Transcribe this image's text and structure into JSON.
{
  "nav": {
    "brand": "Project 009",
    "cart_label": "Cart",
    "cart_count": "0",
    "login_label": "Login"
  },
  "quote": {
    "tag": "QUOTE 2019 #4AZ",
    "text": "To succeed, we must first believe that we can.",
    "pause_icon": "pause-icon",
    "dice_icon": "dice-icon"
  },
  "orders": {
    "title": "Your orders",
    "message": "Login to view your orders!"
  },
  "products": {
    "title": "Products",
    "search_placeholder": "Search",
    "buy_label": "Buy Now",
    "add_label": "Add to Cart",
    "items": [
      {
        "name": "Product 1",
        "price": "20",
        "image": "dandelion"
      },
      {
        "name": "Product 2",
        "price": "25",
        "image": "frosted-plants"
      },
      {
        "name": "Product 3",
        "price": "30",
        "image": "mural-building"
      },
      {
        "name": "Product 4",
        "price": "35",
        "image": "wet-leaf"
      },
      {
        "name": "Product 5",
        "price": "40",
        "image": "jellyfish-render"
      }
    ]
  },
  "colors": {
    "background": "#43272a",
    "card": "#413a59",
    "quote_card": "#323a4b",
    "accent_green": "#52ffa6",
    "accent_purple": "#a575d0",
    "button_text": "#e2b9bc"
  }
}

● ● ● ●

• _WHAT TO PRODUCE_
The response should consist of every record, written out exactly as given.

• _TASK RESULT_
Transcribe this image's text and structure into JSON.
{
  "nav": {
    "brand": "Project 009",
    "cart_label": "Cart",
    "cart_count": "0",
    "login_label": "Login"
  },
  "quote": {
    "tag": "QUOTE 2019 #4AZ",
    "text": "To succeed, we must first believe that we can.",
    "pause_icon": "pause-icon",
    "dice_icon": "dice-icon"
  },
  "orders": {
    "title": "Your orders",
    "message": "Login to view your orders!"
  },
  "products": {
    "title": "Products",
    "search_placeholder": "Search",
    "buy_label": "Buy Now",
    "add_label": "Add to Cart",
    "items": [
      {
        "name": "Product 1",
        "price": "20",
        "image": "dandelion"
      },
      {
        "name": "Product 2",
        "price": "25",
        "image": "frosted-plants"
      },
      {
        "name": "Product 3",
        "price": "30",
        "image": "mural-building"
      },
      {
        "name": "Product 4",
        "price": "35",
        "image": "wet-leaf"
      },
      {
        "name": "Product 5",
        "price": "40",
        "image": "jellyfish-render"
      }
    ]
  },
  "colors": {
    "background": "#43272a",
    "card": "#413a59",
    "quote_card": "#323a4b",
    "accent_green": "#52ffa6",
    "accent_purple": "#a575d0",
    "button_text": "#e2b9bc"
  }
}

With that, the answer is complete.